AIM OF THE EXERCISE:
Would you please state how many lines in the entries contain the word "arrow"? Only the number should be given.

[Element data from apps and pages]
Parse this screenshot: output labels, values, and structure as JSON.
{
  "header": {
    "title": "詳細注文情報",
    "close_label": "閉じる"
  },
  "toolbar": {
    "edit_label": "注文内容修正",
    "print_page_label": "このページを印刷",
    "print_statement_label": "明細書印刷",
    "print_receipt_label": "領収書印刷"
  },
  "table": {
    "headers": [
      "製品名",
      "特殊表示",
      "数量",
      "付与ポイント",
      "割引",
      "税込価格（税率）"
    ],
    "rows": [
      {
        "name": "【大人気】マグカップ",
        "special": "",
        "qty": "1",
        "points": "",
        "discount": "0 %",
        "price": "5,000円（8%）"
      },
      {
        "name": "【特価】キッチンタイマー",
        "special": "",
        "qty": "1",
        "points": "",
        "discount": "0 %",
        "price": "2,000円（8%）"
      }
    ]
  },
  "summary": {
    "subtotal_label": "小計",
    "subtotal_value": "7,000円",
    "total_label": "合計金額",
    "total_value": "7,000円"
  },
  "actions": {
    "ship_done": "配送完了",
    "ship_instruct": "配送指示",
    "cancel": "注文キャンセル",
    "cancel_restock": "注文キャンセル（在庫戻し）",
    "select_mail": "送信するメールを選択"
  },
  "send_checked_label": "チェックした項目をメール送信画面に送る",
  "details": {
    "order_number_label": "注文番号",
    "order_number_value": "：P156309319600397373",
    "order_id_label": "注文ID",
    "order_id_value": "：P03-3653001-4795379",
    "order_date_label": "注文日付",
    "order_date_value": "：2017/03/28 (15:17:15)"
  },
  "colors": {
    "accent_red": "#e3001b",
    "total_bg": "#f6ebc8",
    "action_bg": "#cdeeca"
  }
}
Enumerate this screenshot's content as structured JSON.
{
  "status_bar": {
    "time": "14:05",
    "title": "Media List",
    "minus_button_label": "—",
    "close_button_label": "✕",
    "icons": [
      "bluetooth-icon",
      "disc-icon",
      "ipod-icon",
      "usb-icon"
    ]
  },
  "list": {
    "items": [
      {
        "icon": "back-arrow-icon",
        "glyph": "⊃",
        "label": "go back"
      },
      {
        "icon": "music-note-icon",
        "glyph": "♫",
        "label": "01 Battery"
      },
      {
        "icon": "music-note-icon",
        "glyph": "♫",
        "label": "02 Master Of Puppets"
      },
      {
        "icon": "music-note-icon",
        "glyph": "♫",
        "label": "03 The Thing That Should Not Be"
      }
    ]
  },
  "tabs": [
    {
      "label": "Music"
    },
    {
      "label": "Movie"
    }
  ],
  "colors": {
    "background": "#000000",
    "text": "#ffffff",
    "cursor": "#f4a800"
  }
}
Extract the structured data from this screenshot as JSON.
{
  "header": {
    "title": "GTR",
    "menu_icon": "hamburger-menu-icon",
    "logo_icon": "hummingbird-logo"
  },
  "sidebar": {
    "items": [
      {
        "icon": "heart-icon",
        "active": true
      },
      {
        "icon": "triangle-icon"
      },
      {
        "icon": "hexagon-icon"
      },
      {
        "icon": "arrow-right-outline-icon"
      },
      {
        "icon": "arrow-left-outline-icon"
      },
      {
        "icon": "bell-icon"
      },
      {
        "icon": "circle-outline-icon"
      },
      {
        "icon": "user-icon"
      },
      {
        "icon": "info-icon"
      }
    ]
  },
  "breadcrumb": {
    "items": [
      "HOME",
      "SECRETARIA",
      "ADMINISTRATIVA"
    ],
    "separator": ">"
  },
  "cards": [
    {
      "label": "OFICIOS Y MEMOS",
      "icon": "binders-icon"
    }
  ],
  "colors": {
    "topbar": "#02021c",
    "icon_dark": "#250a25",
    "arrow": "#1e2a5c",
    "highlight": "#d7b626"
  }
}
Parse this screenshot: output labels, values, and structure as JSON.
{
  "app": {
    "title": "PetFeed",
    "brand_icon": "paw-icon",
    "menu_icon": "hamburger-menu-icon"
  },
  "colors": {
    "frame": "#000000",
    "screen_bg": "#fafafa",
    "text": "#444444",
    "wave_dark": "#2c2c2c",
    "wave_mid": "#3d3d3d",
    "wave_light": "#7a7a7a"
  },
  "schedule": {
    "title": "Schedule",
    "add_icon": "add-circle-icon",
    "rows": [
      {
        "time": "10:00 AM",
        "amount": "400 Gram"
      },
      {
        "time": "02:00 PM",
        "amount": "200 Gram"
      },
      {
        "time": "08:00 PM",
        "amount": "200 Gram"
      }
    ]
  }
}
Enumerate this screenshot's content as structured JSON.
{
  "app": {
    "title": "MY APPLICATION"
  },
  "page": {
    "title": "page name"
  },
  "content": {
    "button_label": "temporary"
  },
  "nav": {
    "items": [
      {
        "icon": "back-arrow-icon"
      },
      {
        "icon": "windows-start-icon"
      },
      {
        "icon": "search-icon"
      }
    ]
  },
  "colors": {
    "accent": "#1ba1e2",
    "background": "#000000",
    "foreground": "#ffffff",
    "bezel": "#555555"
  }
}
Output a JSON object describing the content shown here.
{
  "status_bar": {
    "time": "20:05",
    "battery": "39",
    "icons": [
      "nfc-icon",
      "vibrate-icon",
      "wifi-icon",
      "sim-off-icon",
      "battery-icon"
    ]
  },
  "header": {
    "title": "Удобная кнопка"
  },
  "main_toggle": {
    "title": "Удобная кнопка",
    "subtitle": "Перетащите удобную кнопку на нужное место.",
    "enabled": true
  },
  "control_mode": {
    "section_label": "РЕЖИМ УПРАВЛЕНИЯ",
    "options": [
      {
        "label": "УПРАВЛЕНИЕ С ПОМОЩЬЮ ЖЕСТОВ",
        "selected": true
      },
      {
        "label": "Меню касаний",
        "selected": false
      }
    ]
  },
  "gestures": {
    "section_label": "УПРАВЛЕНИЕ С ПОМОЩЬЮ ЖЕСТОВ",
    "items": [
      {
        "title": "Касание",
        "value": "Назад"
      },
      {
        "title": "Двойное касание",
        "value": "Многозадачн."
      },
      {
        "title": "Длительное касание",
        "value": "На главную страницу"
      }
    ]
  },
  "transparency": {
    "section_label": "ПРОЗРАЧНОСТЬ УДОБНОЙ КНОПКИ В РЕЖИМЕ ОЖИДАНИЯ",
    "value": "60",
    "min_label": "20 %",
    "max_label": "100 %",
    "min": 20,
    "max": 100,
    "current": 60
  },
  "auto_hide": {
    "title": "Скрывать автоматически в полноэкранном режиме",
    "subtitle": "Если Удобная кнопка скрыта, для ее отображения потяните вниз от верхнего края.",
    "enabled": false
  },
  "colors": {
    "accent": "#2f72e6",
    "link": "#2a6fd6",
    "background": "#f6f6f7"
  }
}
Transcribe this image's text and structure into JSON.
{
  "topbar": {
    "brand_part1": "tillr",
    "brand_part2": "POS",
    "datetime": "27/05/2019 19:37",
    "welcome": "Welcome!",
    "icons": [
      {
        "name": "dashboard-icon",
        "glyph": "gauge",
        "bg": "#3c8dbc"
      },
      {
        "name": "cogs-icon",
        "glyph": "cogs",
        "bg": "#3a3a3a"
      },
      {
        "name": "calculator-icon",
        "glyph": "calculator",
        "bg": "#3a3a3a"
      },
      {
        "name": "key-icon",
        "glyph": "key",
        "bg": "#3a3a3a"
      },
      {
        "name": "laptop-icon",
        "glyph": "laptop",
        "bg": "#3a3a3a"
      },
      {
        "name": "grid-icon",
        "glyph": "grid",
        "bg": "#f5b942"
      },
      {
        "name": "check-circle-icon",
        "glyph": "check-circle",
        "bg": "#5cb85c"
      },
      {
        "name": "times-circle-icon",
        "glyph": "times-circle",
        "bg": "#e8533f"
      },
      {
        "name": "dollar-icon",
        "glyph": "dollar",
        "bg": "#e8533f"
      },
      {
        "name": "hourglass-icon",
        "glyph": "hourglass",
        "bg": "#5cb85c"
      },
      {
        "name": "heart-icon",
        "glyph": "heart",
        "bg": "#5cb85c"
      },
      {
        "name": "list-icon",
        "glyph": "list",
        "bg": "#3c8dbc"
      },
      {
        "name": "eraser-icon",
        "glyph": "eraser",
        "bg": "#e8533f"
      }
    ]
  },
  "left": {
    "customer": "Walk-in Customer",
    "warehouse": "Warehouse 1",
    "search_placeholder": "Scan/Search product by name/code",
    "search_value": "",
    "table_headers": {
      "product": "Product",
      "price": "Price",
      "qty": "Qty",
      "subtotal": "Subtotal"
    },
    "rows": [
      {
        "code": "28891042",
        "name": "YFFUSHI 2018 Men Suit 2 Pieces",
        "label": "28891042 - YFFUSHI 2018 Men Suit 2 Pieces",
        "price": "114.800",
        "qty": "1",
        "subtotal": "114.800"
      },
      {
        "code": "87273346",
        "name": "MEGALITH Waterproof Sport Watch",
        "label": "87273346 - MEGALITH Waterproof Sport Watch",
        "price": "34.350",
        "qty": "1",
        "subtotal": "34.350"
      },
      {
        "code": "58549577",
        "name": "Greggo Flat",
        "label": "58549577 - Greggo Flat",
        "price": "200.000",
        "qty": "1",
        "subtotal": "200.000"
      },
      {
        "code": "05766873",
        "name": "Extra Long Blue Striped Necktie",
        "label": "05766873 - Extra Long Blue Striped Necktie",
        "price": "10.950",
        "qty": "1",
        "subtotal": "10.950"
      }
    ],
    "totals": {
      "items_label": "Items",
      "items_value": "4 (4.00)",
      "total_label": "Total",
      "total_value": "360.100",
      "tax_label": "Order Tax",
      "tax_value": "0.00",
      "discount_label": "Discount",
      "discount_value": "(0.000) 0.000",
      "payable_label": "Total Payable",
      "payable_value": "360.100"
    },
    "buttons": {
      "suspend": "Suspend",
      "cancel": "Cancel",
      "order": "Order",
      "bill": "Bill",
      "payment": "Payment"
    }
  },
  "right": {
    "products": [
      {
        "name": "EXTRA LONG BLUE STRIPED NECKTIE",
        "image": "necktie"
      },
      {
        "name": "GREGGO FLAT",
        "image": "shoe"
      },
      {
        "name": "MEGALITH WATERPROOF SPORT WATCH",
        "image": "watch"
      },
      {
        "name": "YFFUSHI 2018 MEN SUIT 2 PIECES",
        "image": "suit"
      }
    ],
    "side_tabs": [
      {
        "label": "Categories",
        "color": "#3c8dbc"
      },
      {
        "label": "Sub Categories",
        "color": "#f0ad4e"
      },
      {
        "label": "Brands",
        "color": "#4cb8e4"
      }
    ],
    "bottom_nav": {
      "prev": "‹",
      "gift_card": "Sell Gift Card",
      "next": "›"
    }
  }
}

THE ANSWER:
5